The Los Angeles County Museum of Art (LACMA), meanwhile, is seeing a general upward trend in its visitor numbers. In 2012, total attendance was just under 1.17 million. In 2010, the museum saw just 914,356 visitors, and in 2009 it had only 695,545. The surprising thing for LACMA in 2012, however, is that the museum was down slightly from last year’s figure of 1.28 million—surprising because the museum had its Pacific Standard Time exhibitions and a monumental Michael Heizer piece that was installed on the premises, accompanied by much attention in the press. “We were a bit surprised by that,” said Javier Pes, deputy editor of The Art Newspaper. “That was Pacific Standard Time and Michael Heizer combined.”

Another overall attendance success story in L.A. is the Hammer Museum, which saw 214,500 visitors in 2012, up from 203,000 in 2011. In 2008, 150,000 people came through the doors.

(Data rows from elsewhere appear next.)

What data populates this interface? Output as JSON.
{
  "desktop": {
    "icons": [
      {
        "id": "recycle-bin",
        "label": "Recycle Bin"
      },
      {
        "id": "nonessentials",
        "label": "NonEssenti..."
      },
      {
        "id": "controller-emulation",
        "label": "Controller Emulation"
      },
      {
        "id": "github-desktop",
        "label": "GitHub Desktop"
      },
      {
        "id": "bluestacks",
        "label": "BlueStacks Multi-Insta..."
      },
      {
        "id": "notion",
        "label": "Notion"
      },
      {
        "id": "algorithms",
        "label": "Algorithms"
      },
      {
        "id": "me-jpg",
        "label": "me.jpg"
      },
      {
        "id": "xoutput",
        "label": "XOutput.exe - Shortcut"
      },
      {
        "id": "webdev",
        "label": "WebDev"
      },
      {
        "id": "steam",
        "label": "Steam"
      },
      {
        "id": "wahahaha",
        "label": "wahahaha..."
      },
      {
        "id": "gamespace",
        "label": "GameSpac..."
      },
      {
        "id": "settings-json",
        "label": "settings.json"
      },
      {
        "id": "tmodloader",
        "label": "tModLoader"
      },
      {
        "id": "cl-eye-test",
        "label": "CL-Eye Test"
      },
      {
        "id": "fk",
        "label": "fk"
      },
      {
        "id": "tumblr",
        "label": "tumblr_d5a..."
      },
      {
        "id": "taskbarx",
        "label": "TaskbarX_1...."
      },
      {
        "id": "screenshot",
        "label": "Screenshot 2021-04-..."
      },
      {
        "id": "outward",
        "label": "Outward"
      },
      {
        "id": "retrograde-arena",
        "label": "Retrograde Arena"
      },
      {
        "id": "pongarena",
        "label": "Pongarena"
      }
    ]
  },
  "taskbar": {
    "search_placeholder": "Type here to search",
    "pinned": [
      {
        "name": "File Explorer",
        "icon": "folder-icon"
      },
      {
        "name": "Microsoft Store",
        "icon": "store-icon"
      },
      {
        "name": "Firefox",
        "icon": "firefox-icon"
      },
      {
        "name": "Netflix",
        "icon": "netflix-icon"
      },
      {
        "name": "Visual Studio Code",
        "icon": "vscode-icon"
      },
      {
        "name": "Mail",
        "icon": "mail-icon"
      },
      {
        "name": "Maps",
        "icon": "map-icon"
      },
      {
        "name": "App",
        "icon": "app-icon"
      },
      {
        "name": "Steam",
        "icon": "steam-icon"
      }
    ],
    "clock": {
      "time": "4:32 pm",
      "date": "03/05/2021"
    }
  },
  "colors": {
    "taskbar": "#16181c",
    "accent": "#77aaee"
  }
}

Its upward trajectory, Mr. Pes pointed out, is as impressive as LACMA’s.

Clarification: March 29, 2013: The following parenthetical clarification has been added regarding attendance of specific exhibitions at MOCA Los Angeles: (Due to its short run, “Transmission LA:AV Club” had a high daily average of 2,055. Its total attendance was 30,239. “MOCA Permanent Collection Masterworks 1945-1975,” which ran for 174 days, and “Cai Guo-Qiang: Sky Ladder,” which ran from April to September, both saw far higher total visitors, with the latter show bringing in a total of 65,000, and its opening, the Cai Guo-Qiang Mystery Circle event, drawing 4,500 visitors in one day, the most visitors to a single event at the museum in 2012. Because those exhibitions’ average visitor numbers were lower—459 and 609, respectively—they did not make the paper’s list of most popular exhibitions worldwide, which, for reasons of limited space, cuts off at a daily average of 633.)

Museum Attendance Figures Show Slump for Troubled MOCA Los Angeles